Items from an interface collection:
┏━━

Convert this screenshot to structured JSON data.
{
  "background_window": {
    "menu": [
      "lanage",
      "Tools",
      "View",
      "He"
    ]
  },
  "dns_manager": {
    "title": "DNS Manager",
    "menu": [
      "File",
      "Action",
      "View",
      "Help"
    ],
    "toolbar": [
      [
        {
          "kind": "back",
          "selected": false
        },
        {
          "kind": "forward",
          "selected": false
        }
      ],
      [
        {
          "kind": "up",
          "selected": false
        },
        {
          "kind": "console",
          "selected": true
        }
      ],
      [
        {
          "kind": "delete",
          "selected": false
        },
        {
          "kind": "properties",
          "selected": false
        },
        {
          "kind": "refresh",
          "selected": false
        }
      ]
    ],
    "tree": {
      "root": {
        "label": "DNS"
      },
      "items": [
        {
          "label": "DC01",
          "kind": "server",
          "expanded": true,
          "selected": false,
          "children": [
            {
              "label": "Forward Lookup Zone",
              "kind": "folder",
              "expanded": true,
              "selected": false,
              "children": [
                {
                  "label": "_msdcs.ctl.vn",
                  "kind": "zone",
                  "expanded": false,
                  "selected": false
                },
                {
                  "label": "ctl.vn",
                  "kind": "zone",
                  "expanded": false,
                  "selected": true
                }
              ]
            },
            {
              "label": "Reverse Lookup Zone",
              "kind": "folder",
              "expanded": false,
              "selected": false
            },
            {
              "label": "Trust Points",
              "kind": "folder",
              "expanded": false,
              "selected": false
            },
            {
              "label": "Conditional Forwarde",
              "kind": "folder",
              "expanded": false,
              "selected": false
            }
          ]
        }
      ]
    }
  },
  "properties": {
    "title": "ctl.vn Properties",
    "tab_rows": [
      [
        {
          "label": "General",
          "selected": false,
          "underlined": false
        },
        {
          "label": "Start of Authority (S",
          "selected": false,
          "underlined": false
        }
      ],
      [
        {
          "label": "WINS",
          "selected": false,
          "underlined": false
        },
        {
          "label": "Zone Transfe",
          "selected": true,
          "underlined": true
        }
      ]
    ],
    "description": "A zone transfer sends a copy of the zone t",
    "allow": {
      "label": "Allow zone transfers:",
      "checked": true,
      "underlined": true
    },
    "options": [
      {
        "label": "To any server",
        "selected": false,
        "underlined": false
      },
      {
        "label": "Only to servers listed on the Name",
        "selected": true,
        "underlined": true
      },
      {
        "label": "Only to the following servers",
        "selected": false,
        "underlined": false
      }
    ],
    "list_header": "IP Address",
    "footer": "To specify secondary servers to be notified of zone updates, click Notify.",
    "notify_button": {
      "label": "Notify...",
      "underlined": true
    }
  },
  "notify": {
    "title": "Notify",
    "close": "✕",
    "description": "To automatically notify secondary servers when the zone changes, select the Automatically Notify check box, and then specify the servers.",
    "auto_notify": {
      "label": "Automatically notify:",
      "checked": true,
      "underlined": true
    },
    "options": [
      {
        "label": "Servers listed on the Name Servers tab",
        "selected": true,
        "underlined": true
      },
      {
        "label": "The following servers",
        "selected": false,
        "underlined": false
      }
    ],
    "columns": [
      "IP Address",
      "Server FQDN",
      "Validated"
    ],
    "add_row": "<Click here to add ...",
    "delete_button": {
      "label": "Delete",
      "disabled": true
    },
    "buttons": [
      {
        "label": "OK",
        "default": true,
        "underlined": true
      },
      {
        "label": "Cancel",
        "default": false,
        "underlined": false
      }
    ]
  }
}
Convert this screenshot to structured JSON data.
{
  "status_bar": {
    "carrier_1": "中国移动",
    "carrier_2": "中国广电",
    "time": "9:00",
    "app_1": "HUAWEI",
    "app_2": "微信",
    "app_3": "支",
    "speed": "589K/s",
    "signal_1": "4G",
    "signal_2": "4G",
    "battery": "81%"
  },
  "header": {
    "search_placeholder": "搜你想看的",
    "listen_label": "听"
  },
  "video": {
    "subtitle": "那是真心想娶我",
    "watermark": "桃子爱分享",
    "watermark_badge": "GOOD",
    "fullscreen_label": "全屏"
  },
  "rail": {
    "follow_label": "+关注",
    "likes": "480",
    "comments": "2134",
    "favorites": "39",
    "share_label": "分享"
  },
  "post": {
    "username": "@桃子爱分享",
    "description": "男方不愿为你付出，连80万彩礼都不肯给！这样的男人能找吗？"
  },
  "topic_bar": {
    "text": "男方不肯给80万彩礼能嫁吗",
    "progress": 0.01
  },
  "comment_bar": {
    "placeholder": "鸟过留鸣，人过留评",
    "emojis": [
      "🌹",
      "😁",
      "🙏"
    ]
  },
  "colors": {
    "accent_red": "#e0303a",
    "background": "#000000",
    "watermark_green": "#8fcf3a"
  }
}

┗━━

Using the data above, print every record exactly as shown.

Convert this screenshot to structured JSON data.
{
  "background_window": {
    "menu": [
      "lanage",
      "Tools",
      "View",
      "He"
    ]
  },
  "dns_manager": {
    "title": "DNS Manager",
    "menu": [
      "File",
      "Action",
      "View",
      "Help"
    ],
    "toolbar": [
      [
        {
          "kind": "back",
          "selected": false
        },
        {
          "kind": "forward",
          "selected": false
        }
      ],
      [
        {
          "kind": "up",
          "selected": false
        },
        {
          "kind": "console",
          "selected": true
        }
      ],
      [
        {
          "kind": "delete",
          "selected": false
        },
        {
          "kind": "properties",
          "selected": false
        },
        {
          "kind": "refresh",
          "selected": false
        }
      ]
    ],
    "tree": {
      "root": {
        "label": "DNS"
      },
      "items": [
        {
          "label": "DC01",
          "kind": "server",
          "expanded": true,
          "selected": false,
          "children": [
            {
              "label": "Forward Lookup Zone",
              "kind": "folder",
              "expanded": true,
              "selected": false,
              "children": [
                {
                  "label": "_msdcs.ctl.vn",
                  "kind": "zone",
                  "expanded": false,
                  "selected": false
                },
                {
                  "label": "ctl.vn",
                  "kind": "zone",
                  "expanded": false,
                  "selected": true
                }
              ]
            },
            {
              "label": "Reverse Lookup Zone",
              "kind": "folder",
              "expanded": false,
              "selected": false
            },
            {
              "label": "Trust Points",
              "kind": "folder",
              "expanded": false,
              "selected": false
            },
            {
              "label": "Conditional Forwarde",
              "kind": "folder",
              "expanded": false,
              "selected": false
            }
          ]
        }
      ]
    }
  },
  "properties": {
    "title": "ctl.vn Properties",
    "tab_rows": [
      [
        {
          "label": "General",
          "selected": false,
          "underlined": false
        },
        {
          "label": "Start of Authority (S",
          "selected": false,
          "underlined": false
        }
      ],
      [
        {
          "label": "WINS",
          "selected": false,
          "underlined": false
        },
        {
          "label": "Zone Transfe",
          "selected": true,
          "underlined": true
        }
      ]
    ],
    "description": "A zone transfer sends a copy of the zone t",
    "allow": {
      "label": "Allow zone transfers:",
      "checked": true,
      "underlined": true
    },
    "options": [
      {
        "label": "To any server",
        "selected": false,
        "underlined": false
      },
      {
        "label": "Only to servers listed on the Name",
        "selected": true,
        "underlined": true
      },
      {
        "label": "Only to the following servers",
        "selected": false,
        "underlined": false
      }
    ],
    "list_header": "IP Address",
    "footer": "To specify secondary servers to be notified of zone updates, click Notify.",
    "notify_button": {
      "label": "Notify...",
      "underlined": true
    }
  },
  "notify": {
    "title": "Notify",
    "close": "✕",
    "description": "To automatically notify secondary servers when the zone changes, select the Automatically Notify check box, and then specify the servers.",
    "auto_notify": {
      "label": "Automatically notify:",
      "checked": true,
      "underlined": true
    },
    "options": [
      {
        "label": "Servers listed on the Name Servers tab",
        "selected": true,
        "underlined": true
      },
      {
        "label": "The following servers",
        "selected": false,
        "underlined": false
      }
    ],
    "columns": [
      "IP Address",
      "Server FQDN",
      "Validated"
    ],
    "add_row": "<Click here to add ...",
    "delete_button": {
      "label": "Delete",
      "disabled": true
    },
    "buttons": [
      {
        "label": "OK",
        "default": true,
        "underlined": true
      },
      {
        "label": "Cancel",
        "default": false,
        "underlined": false
      }
    ]
  }
}
Convert this screenshot to structured JSON data.
{
  "status_bar": {
    "carrier_1": "中国移动",
    "carrier_2": "中国广电",
    "time": "9:00",
    "app_1": "HUAWEI",
    "app_2": "微信",
    "app_3": "支",
    "speed": "589K/s",
    "signal_1": "4G",
    "signal_2": "4G",
    "battery": "81%"
  },
  "header": {
    "search_placeholder": "搜你想看的",
    "listen_label": "听"
  },
  "video": {
    "subtitle": "那是真心想娶我",
    "watermark": "桃子爱分享",
    "watermark_badge": "GOOD",
    "fullscreen_label": "全屏"
  },
  "rail": {
    "follow_label": "+关注",
    "likes": "480",
    "comments": "2134",
    "favorites": "39",
    "share_label": "分享"
  },
  "post": {
    "username": "@桃子爱分享",
    "description": "男方不愿为你付出，连80万彩礼都不肯给！这样的男人能找吗？"
  },
  "topic_bar": {
    "text": "男方不肯给80万彩礼能嫁吗",
    "progress": 0.01
  },
  "comment_bar": {
    "placeholder": "鸟过留鸣，人过留评",
    "emojis": [
      "🌹",
      "😁",
      "🙏"
    ]
  },
  "colors": {
    "accent_red": "#e0303a",
    "background": "#000000",
    "watermark_green": "#8fcf3a"
  }
}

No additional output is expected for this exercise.